### ABOUT THIS EXERCISE:
Set down the entries below exactly, leaving out all images.

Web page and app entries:
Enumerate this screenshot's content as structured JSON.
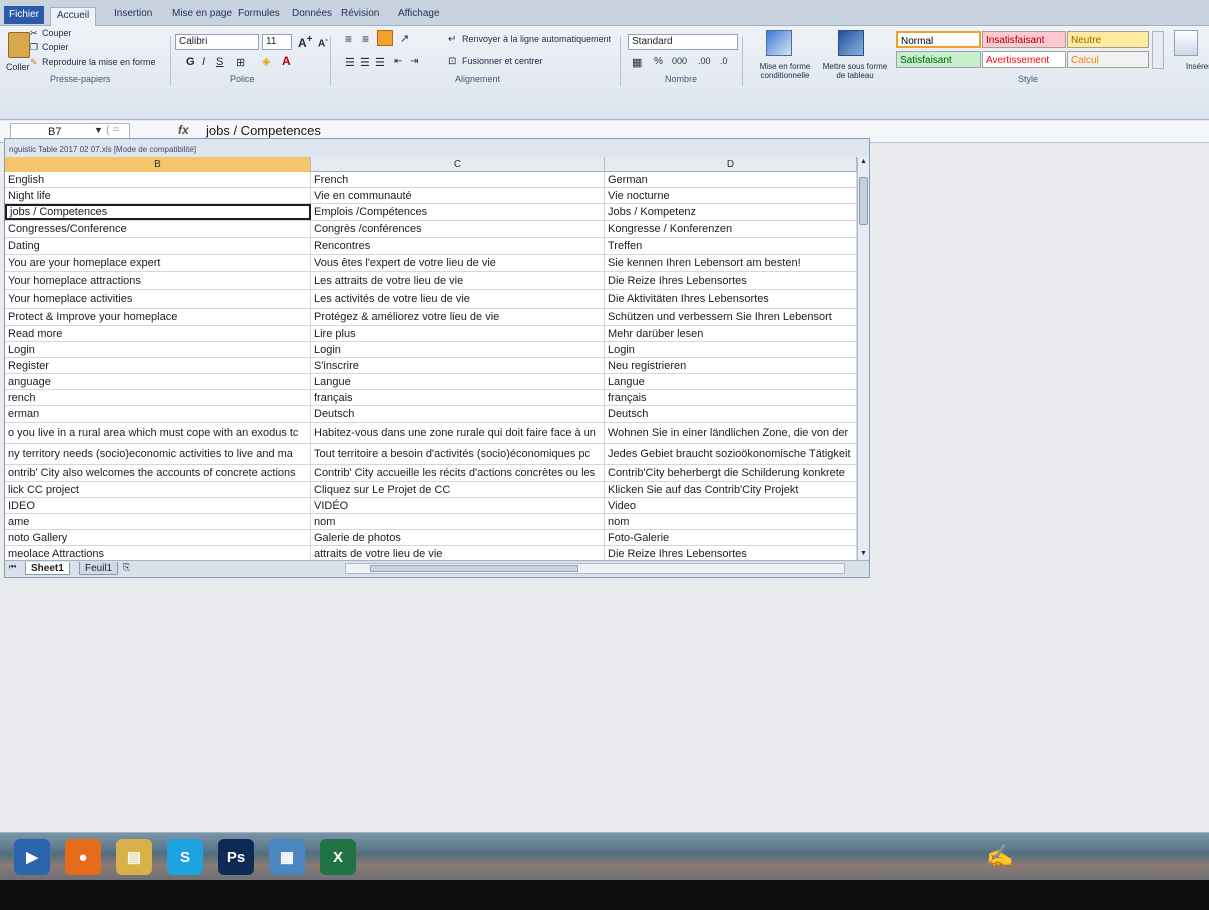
{
  "ribbon_tabs": [
    "Fichier",
    "Accueil",
    "Insertion",
    "Mise en page",
    "Formules",
    "Données",
    "Révision",
    "Affichage"
  ],
  "clipboard": {
    "paste": "Coller",
    "cut": "Couper",
    "copy": "Copier",
    "format_painter": "Reproduire la mise en forme",
    "group": "Presse-papiers"
  },
  "font": {
    "name": "Calibri",
    "size": "11",
    "group": "Police",
    "bold": "G",
    "italic": "I",
    "underline": "S"
  },
  "alignment": {
    "wrap": "Renvoyer à la ligne automatiquement",
    "merge": "Fusionner et centrer",
    "group": "Alignement"
  },
  "number": {
    "format": "Standard",
    "percent": "%",
    "thousands": "000",
    "group": "Nombre"
  },
  "styles_cmds": {
    "conditional": "Mise en forme conditionnelle",
    "as_table": "Mettre sous forme de tableau",
    "group": "Style"
  },
  "cell_styles": [
    {
      "label": "Normal",
      "bg": "#ffffff",
      "fg": "#000000"
    },
    {
      "label": "Insatisfaisant",
      "bg": "#ffc7ce",
      "fg": "#9c0006"
    },
    {
      "label": "Neutre",
      "bg": "#ffeb9c",
      "fg": "#9c6500"
    },
    {
      "label": "Satisfaisant",
      "bg": "#c6efce",
      "fg": "#006100"
    },
    {
      "label": "Avertissement",
      "bg": "#ffffff",
      "fg": "#ff0000"
    },
    {
      "label": "Calcul",
      "bg": "#f2f2f2",
      "fg": "#fa7d00"
    }
  ],
  "insert_label": "Insérer",
  "formula_bar": {
    "name_box": "B7",
    "fx": "fx",
    "value": "jobs / Competences"
  },
  "workbook": {
    "title": "nguistic Table 2017 02 07.xls [Mode de compatibilité]",
    "columns": [
      "B",
      "C",
      "D"
    ],
    "rows": [
      [
        "English",
        "French",
        "German"
      ],
      [
        "Night life",
        "Vie en communauté",
        "Vie nocturne"
      ],
      [
        "jobs / Competences",
        "Emplois /Compétences",
        "Jobs / Kompetenz"
      ],
      [
        "Congresses/Conference",
        "Congrès /conférences",
        "Kongresse / Konferenzen"
      ],
      [
        "Dating",
        "Rencontres",
        "Treffen"
      ],
      [
        "You are your homeplace expert",
        "Vous êtes l'expert de votre lieu de vie",
        "Sie kennen Ihren Lebensort am besten!"
      ],
      [
        "Your homeplace attractions",
        "Les attraits de votre lieu de vie",
        "Die Reize Ihres Lebensortes"
      ],
      [
        "Your homeplace activities",
        "Les activités de votre lieu de vie",
        "Die Aktivitäten Ihres Lebensortes"
      ],
      [
        "Protect & Improve your homeplace",
        "Protégez & améliorez votre lieu de vie",
        "Schützen und verbessern Sie Ihren Lebensort"
      ],
      [
        "Read more",
        "Lire plus",
        "Mehr darüber lesen"
      ],
      [
        "Login",
        "Login",
        "Login"
      ],
      [
        "Register",
        "S'inscrire",
        "Neu registrieren"
      ],
      [
        "anguage",
        "Langue",
        "Langue"
      ],
      [
        "rench",
        "français",
        "français"
      ],
      [
        "erman",
        "Deutsch",
        "Deutsch"
      ],
      [
        "o you live in a rural area which must cope with an exodus tc",
        "Habitez-vous dans une zone rurale qui doit faire face à un",
        "Wohnen Sie in einer ländlichen Zone, die von der"
      ],
      [
        "ny territory needs (socio)economic activities to live and ma",
        "Tout territoire a besoin d'activités (socio)économiques pc",
        "Jedes Gebiet braucht sozioökonomische Tätigkeit"
      ],
      [
        "ontrib' City also welcomes the accounts of concrete actions",
        "Contrib' City accueille les récits d'actions concrètes ou les",
        "Contrib'City beherbergt die Schilderung konkrete"
      ],
      [
        "lick CC project",
        "Cliquez sur Le Projet de CC",
        "Klicken Sie auf das Contrib'City Projekt"
      ],
      [
        "IDEO",
        "VIDÉO",
        "Video"
      ],
      [
        "ame",
        "nom",
        "nom"
      ],
      [
        "noto Gallery",
        "Galerie de photos",
        "Foto-Galerie"
      ],
      [
        "meolace Attractions",
        "attraits de votre lieu de vie",
        "Die Reize Ihres Lebensortes"
      ]
    ],
    "sheets": [
      "Sheet1",
      "Feuil1"
    ]
  },
  "taskbar": [
    {
      "name": "media-player-icon",
      "glyph": "▶",
      "color": "#2d64b0"
    },
    {
      "name": "firefox-icon",
      "glyph": "●",
      "color": "#e66a1a"
    },
    {
      "name": "explorer-folder-icon",
      "glyph": "▤",
      "color": "#d9b14a"
    },
    {
      "name": "skype-icon",
      "glyph": "S",
      "color": "#1da3e0"
    },
    {
      "name": "photoshop-icon",
      "glyph": "Ps",
      "color": "#0c2a55"
    },
    {
      "name": "network-icon",
      "glyph": "▦",
      "color": "#4a87c0"
    },
    {
      "name": "excel-icon",
      "glyph": "X",
      "color": "#217346"
    }
  ]
}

### RESPONSE TO THE TASK:
Enumerate this screenshot's content as structured JSON.
{
  "ribbon_tabs": [
    "Fichier",
    "Accueil",
    "Insertion",
    "Mise en page",
    "Formules",
    "Données",
    "Révision",
    "Affichage"
  ],
  "clipboard": {
    "paste": "Coller",
    "cut": "Couper",
    "copy": "Copier",
    "format_painter": "Reproduire la mise en forme",
    "group": "Presse-papiers"
  },
  "font": {
    "name": "Calibri",
    "size": "11",
    "group": "Police",
    "bold": "G",
    "italic": "I",
    "underline": "S"
  },
  "alignment": {
    "wrap": "Renvoyer à la ligne automatiquement",
    "merge": "Fusionner et centrer",
    "group": "Alignement"
  },
  "number": {
    "format": "Standard",
    "percent": "%",
    "thousands": "000",
    "group": "Nombre"
  },
  "styles_cmds": {
    "conditional": "Mise en forme conditionnelle",
    "as_table": "Mettre sous forme de tableau",
    "group": "Style"
  },
  "cell_styles": [
    {
      "label": "Normal",
      "bg": "#ffffff",
      "fg": "#000000"
    },
    {
      "label": "Insatisfaisant",
      "bg": "#ffc7ce",
      "fg": "#9c0006"
    },
    {
      "label": "Neutre",
      "bg": "#ffeb9c",
      "fg": "#9c6500"
    },
    {
      "label": "Satisfaisant",
      "bg": "#c6efce",
      "fg": "#006100"
    },
    {
      "label": "Avertissement",
      "bg": "#ffffff",
      "fg": "#ff0000"
    },
    {
      "label": "Calcul",
      "bg": "#f2f2f2",
      "fg": "#fa7d00"
    }
  ],
  "insert_label": "Insérer",
  "formula_bar": {
    "name_box": "B7",
    "fx": "fx",
    "value": "jobs / Competences"
  },
  "workbook": {
    "title": "nguistic Table 2017 02 07.xls [Mode de compatibilité]",
    "columns": [
      "B",
      "C",
      "D"
    ],
    "rows": [
      [
        "English",
        "French",
        "German"
      ],
      [
        "Night life",
        "Vie en communauté",
        "Vie nocturne"
      ],
      [
        "jobs / Competences",
        "Emplois /Compétences",
        "Jobs / Kompetenz"
      ],
      [
        "Congresses/Conference",
        "Congrès /conférences",
        "Kongresse / Konferenzen"
      ],
      [
        "Dating",
        "Rencontres",
        "Treffen"
      ],
      [
        "You are your homeplace expert",
        "Vous êtes l'expert de votre lieu de vie",
        "Sie kennen Ihren Lebensort am besten!"
      ],
      [
        "Your homeplace attractions",
        "Les attraits de votre lieu de vie",
        "Die Reize Ihres Lebensortes"
      ],
      [
        "Your homeplace activities",
        "Les activités de votre lieu de vie",
        "Die Aktivitäten Ihres Lebensortes"
      ],
      [
        "Protect & Improve your homeplace",
        "Protégez & améliorez votre lieu de vie",
        "Schützen und verbessern Sie Ihren Lebensort"
      ],
      [
        "Read more",
        "Lire plus",
        "Mehr darüber lesen"
      ],
      [
        "Login",
        "Login",
        "Login"
      ],
      [
        "Register",
        "S'inscrire",
        "Neu registrieren"
      ],
      [
        "anguage",
        "Langue",
        "Langue"
      ],
      [
        "rench",
        "français",
        "français"
      ],
      [
        "erman",
        "Deutsch",
        "Deutsch"
      ],
      [
        "o you live in a rural area which must cope with an exodus tc",
        "Habitez-vous dans une zone rurale qui doit faire face à un",
        "Wohnen Sie in einer ländlichen Zone, die von der"
      ],
      [
        "ny territory needs (socio)economic activities to live and ma",
        "Tout territoire a besoin d'activités (socio)économiques pc",
        "Jedes Gebiet braucht sozioökonomische Tätigkeit"
      ],
      [
        "ontrib' City also welcomes the accounts of concrete actions",
        "Contrib' City accueille les récits d'actions concrètes ou les",
        "Contrib'City beherbergt die Schilderung konkrete"
      ],
      [
        "lick CC project",
        "Cliquez sur Le Projet de CC",
        "Klicken Sie auf das Contrib'City Projekt"
      ],
      [
        "IDEO",
        "VIDÉO",
        "Video"
      ],
      [
        "ame",
        "nom",
        "nom"
      ],
      [
        "noto Gallery",
        "Galerie de photos",
        "Foto-Galerie"
      ],
      [
        "meolace Attractions",
        "attraits de votre lieu de vie",
        "Die Reize Ihres Lebensortes"
      ]
    ],
    "sheets": [
      "Sheet1",
      "Feuil1"
    ]
  },
  "taskbar": [
    {
      "name": "media-player-icon",
      "glyph": "▶",
      "color": "#2d64b0"
    },
    {
      "name": "firefox-icon",
      "glyph": "●",
      "color": "#e66a1a"
    },
    {
      "name": "explorer-folder-icon",
      "glyph": "▤",
      "color": "#d9b14a"
    },
    {
      "name": "skype-icon",
      "glyph": "S",
      "color": "#1da3e0"
    },
    {
      "name": "photoshop-icon",
      "glyph": "Ps",
      "color": "#0c2a55"
    },
    {
      "name": "network-icon",
      "glyph": "▦",
      "color": "#4a87c0"
    },
    {
      "name": "excel-icon",
      "glyph": "X",
      "color": "#217346"
    }
  ]
}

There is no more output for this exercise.